A recent case reveals that refugees are still being prosecuted and imprisoned for using false documents in their quest for safety, eleven years after the courts declared the practice unlawful.
An Iranian man goes on a demonstration and is beaten up, detained and tortured for sixteen days. Relatives organise his escape, and he is bundled out of Iran, away from his wife and young son, through Turkey to Syria, and on to the UK, where he proffers the false Bulgarian passport he was given by his smuggler, tells the immigration officer his true name and nationality, and asks for asylum. He is immediately detained, and charged with using a false identity document. On the advice of a duty solicitor, he pleads guilty and is sentenced to 12 months’ imprisonment.
This scenario was all too common in the 1990s, before a ground-breaking case in 1999, Adimi, established that the Refugee Convention made it unlawful. According to Article 31 of the Convention, states were not to penalise refugees who entered their territory illegally, provided they came ‘directly’ from the country of persecution, revealed themselves ‘promptly’ to the authorities of the country of refuge, and had good reason for their illegal entry. In the Adimi case, the judges were horrified that the provisions of Article 31 were not reflected in English criminal law. The court interpreted liberally the requirements that refugees must come ‘directly’ from countries of persecution, allowing those coming through transit countries to benefit from the provision, and the court ruled that generally speaking, anyone trying to enter on false documents ‘as part of a bona fide quest for asylum’ was protected from prosecution. Following that case, parliament amended the law to provide a defence for asylum seekers using false documents, while many wrongly convicted asylum seekers had their convictions quashed and compensation of up to £40,000 was awarded.
But the Iranian torture victim (referred to as MV) was prosecuted and convicted in August 2009. No one considered that he might have a defence – neither the immigration officer who interviewed him, the police who arrested him, the Crown Prosecution Service who decided he should be charged, the duty solicitor who represented him, nor the judge who sentenced him.
MV’s was one of three test cases in which the Court of Appeal ruled, on 19 October 2010, that there had effectively been a miscarriage of justice rendering guilty pleas a nullity. The other defendants were a Somali woman who had been shot and threatened with rape on the basis of her ethnicity, and another Iranian who was sought by the authorities for his dissident activities.

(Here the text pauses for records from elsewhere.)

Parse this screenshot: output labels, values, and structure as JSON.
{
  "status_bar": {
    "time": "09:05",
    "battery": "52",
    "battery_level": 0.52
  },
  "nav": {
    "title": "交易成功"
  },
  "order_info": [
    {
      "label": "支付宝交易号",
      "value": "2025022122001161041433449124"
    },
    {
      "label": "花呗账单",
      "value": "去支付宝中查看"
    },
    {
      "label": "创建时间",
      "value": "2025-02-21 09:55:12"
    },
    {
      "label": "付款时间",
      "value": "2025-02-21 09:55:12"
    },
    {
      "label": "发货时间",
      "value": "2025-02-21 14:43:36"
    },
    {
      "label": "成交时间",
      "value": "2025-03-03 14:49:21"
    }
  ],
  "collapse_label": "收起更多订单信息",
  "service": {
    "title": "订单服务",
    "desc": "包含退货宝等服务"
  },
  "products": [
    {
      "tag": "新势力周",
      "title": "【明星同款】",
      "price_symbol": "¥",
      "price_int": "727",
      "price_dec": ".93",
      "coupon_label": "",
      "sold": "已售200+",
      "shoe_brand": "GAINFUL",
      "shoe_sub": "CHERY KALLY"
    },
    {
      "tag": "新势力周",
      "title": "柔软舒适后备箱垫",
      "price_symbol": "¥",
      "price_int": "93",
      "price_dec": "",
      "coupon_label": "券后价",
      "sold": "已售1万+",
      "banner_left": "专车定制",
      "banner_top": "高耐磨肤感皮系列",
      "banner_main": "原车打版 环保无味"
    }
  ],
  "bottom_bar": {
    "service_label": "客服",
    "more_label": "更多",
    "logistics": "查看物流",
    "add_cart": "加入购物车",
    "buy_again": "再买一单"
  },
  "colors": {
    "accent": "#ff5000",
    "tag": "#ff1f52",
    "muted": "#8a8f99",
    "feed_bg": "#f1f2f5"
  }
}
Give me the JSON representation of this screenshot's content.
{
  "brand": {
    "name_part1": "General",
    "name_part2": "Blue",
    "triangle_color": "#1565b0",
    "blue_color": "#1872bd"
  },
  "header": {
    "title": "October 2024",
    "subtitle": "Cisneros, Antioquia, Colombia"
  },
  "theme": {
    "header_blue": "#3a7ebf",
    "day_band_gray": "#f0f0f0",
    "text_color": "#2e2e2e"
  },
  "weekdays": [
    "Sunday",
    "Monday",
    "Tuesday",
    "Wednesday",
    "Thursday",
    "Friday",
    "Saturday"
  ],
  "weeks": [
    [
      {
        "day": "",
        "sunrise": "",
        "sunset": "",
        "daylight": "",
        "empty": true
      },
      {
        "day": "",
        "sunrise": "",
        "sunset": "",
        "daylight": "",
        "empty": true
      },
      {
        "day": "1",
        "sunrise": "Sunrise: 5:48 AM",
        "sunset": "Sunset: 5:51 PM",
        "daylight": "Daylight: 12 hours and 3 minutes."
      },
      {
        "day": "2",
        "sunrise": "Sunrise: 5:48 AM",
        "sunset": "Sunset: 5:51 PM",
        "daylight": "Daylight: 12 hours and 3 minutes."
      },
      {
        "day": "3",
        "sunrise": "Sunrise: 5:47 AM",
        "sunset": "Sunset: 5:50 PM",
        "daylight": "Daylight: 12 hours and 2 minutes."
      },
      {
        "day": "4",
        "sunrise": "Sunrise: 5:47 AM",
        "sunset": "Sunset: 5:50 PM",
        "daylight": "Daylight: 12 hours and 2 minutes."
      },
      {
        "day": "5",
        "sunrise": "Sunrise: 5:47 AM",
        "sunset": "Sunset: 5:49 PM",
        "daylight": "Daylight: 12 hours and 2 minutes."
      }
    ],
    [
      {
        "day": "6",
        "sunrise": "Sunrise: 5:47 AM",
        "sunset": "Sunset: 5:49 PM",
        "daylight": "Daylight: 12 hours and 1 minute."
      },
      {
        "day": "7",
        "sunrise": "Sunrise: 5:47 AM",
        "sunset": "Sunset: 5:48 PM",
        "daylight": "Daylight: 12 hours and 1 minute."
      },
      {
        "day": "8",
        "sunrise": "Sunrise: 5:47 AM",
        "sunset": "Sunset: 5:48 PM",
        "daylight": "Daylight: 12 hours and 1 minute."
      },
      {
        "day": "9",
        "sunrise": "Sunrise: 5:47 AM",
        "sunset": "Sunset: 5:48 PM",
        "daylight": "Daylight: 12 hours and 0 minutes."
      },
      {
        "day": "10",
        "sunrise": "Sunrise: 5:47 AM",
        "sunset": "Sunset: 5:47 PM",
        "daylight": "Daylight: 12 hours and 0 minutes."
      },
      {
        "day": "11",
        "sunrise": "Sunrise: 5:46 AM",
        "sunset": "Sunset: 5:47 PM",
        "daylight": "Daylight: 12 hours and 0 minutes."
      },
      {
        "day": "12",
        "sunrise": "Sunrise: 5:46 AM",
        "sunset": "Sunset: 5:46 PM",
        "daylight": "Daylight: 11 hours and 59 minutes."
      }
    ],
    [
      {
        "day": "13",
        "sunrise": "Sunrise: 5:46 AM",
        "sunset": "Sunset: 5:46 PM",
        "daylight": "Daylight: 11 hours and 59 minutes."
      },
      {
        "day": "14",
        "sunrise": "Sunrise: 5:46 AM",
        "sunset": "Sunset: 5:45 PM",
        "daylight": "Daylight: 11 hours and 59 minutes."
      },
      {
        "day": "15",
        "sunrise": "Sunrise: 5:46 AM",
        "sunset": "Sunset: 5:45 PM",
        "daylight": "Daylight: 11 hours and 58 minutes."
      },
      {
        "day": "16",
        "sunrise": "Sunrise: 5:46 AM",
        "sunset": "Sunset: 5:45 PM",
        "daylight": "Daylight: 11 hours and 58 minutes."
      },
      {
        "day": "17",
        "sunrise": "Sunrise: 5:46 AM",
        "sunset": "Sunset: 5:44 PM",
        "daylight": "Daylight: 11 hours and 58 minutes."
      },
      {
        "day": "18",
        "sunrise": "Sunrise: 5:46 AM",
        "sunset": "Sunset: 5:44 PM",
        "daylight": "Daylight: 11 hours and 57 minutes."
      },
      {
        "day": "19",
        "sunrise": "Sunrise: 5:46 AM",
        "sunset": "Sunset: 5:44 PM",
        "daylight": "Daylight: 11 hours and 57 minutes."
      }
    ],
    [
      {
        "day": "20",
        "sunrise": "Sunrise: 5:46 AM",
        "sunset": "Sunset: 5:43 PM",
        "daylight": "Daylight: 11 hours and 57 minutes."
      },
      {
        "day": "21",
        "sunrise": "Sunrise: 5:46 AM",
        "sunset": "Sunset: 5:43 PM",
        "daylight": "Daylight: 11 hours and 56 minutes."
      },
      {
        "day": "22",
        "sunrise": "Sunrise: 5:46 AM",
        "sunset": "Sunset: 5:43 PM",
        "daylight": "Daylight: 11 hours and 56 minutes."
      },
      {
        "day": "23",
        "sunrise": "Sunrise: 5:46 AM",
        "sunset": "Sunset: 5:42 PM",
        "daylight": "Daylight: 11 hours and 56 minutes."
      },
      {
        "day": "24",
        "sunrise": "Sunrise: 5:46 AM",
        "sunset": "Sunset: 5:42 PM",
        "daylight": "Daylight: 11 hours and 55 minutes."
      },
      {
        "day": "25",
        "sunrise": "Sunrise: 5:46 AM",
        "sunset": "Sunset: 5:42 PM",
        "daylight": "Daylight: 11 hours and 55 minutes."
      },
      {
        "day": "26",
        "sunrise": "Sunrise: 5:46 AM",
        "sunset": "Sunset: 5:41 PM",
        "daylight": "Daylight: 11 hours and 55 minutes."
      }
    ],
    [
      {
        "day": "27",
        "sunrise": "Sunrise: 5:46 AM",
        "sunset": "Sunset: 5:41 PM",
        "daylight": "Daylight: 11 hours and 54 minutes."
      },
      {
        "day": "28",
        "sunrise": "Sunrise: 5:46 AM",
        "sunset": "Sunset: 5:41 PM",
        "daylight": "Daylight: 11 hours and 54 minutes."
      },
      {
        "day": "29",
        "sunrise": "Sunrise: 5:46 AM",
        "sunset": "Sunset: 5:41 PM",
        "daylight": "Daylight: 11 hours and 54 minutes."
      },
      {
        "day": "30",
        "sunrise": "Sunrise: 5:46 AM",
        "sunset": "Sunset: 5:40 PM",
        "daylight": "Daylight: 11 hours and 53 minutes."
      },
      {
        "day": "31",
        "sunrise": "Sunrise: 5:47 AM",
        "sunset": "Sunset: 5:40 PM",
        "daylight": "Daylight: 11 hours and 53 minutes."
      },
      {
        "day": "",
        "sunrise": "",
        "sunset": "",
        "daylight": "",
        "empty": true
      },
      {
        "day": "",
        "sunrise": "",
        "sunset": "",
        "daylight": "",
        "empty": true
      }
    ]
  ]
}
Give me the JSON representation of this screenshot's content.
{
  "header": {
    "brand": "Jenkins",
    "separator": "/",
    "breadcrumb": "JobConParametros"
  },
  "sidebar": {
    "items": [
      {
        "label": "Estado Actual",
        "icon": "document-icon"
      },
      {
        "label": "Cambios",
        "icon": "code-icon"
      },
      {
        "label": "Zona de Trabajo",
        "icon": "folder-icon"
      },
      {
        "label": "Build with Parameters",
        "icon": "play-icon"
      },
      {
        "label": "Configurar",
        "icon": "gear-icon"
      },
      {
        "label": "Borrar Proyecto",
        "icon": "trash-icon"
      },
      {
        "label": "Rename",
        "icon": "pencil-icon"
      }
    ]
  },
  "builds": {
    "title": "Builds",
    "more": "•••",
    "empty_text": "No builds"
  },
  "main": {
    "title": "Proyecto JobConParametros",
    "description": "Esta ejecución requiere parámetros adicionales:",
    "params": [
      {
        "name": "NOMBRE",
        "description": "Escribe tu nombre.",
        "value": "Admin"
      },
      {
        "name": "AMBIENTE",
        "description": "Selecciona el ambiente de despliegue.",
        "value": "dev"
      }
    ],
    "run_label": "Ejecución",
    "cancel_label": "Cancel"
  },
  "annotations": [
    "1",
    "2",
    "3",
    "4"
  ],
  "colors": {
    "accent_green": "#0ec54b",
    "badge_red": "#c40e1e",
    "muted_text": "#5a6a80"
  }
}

In each case, the court held that the defendants had a good defence, based on their bona fide quest for asylum, and that they could not reasonably have been expected to claim asylum in the countries through which they travelled. (In a fourth case, the judges decided that the defendant, a Somali man, was probably advised that he might have a good defence, and refused to quash his conviction.)
The judges rightly observed that there was no excuse for the lawyers’ failure to advise their clients properly. But the court did not consider the culpability of the other agencies and their failure to apply the protection required by the Refugee Convention. They referred to the waste of time and public expense involved in the wrongful convictions, but not to the devastating impact of arrest and imprisonment on people seeking sanctuary from persecution.